One of the most experimental pieces was Labro’s Astoración, performed as a solo with a pre-recorded backing track. Described as “an imagined duet and conversation with Nuevo Tango master Astor Piazzolla,” the piece tugged at single notes before expanding into big dissonant chords. Meanwhile, the backing track echoed spoken narrative phrases and introduced a second bandoneon that Labro riffed with. At some point, he also pulled out an accordina—a small, hand-held wind instrument with similar sound qualities to a harmonica— for an added layer on top of the rhythmical background.

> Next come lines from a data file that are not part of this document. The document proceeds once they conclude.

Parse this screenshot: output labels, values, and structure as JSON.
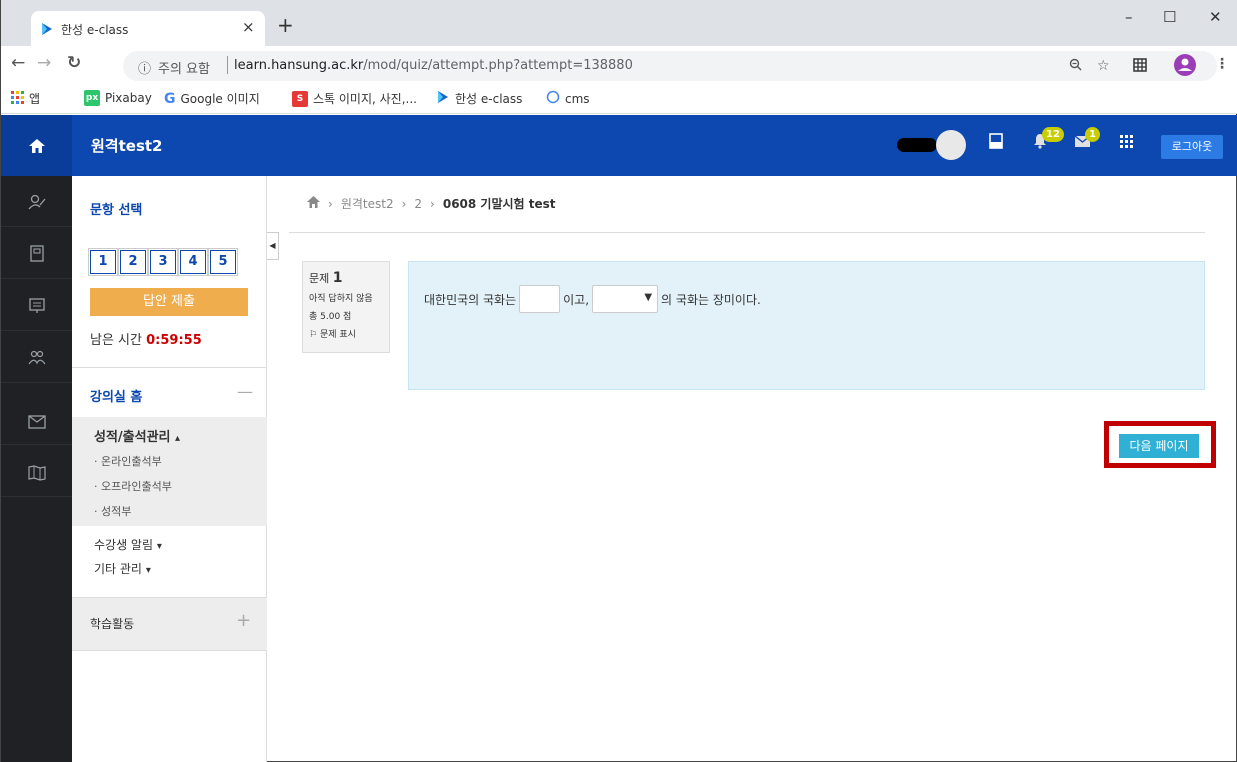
{
  "browser": {
    "tab_title": "한성 e-class",
    "tab_close": "×",
    "new_tab": "+",
    "win_min": "–",
    "win_max": "☐",
    "win_close": "✕",
    "security_icon": "ⓘ",
    "security_text": "주의 요함",
    "url_host": "learn.hansung.ac.kr",
    "url_path": "/mod/quiz/attempt.php?attempt=138880",
    "bookmarks": {
      "apps": "앱",
      "pixabay": "Pixabay",
      "google_images": "Google 이미지",
      "stock": "스톡 이미지, 사진,...",
      "eclass": "한성 e-class",
      "cms": "cms"
    }
  },
  "header": {
    "site_title": "원격test2",
    "notifications_count": "12",
    "messages_count": "1",
    "logout_label": "로그아웃"
  },
  "sidebar": {
    "quiz_nav_title": "문항 선택",
    "question_numbers": [
      "1",
      "2",
      "3",
      "4",
      "5"
    ],
    "submit_label": "답안 제출",
    "time_label": "남은 시간",
    "time_value": "0:59:55",
    "course_home": "강의실 홈",
    "grade_menu": "성적/출석관리",
    "grade_menu_chevron": "▴",
    "grade_items": [
      "온라인출석부",
      "오프라인출석부",
      "성적부"
    ],
    "notify_menu": "수강생 알림",
    "other_menu": "기타 관리",
    "dropdown_chevron": "▾",
    "activities": "학습활동"
  },
  "breadcrumb": {
    "course": "원격test2",
    "section": "2",
    "current": "0608 기말시험 test"
  },
  "question": {
    "label": "문제",
    "number": "1",
    "status": "아직 답하지 않음",
    "marks": "총 5.00 점",
    "flag": "문제 표시",
    "text_part1": "대한민국의 국화는",
    "text_part2": "이고,",
    "text_part3": "의 국화는 장미이다."
  },
  "actions": {
    "next_page": "다음 페이지"
  }
}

All in all, I feel that I had witnessed something remarkable last Friday. My roommate who accompanied me enjoyed it as well, although she admitted that some parts were “a lot”. Such is contemporary music!

PREVIEW: Takács Quartet with Julien Labro

Having performed with UMS since 1984, the Takács Quartet returns once again with bandoneón virtuoso Julien Labro to bring sensational new sounds to Rackham Auditorium. The program is truly a culmination of musical experimentation and collaboration in the face of the pandemic, featuring world premieres of UMS-commissioned pieces through the Music Accord by Clarice Assad and Bryce Dessner, Ravel’s String Quartet, and a solo set by Labro. 

Violinist Harumi Rhodes shares in the UMS Connect video series: “I think it’s kind of cool how a program can have so many different sides to it, like a kaleidoscope. There’s so many twists and turns and beautiful gems in there, and it’s that kind of holistic approach that makes this kind of programming fun.”

Personally, I find the opportunity to witness the expansion of modern repertoire to be incredibly special一the world of music is an ever-changing environment that is very much alive and growing, despite the emphasis on older works. Additionally, I am very excited to see Labro as a soloist and how he merges with the ensemble. While I have listened to bandoneón recordings while studying works by Piazzolla (an iconic Argentine tango composer and bandoneón player) arranged for piano and violin, this will be my first time hearing the beautiful instrument live.

Come see the Takács Quartet with Julien Labro this Friday, December 3rd at 8 PM at the Rackham Auditorium!

PREVIEW: Rosseels String Quartet

PREVIEW: Rosseels String Quartet

Date: Sunday, Dec 13th, 2009

Location: Michigan League – Room D (3rd floor)

Time: 8:30pm

Tickets: free!


String Quartet in a minor, Op. 51 #2 ——————————————————-Johannes Brahms

String Quartet in g minor, Op. 10————————————————————Claude Debussy

Performers: Paula Muldoon and Christopher Jones, violins

Jarita Ng, viola

James Jaffe, cello

Though the Rosseels Quartet is the official “Graduate Student Quartet” at the University, some of them are only undergraduates! This talented group will perform a dramatic piece by Brahms and a dreamy, impressionistic piece by Debussy. Only an hour long, this program will be the perfect study break to clear your mind of the stress of exams and prepare you for a long night of studying.

A reception with delicious cookies with follow.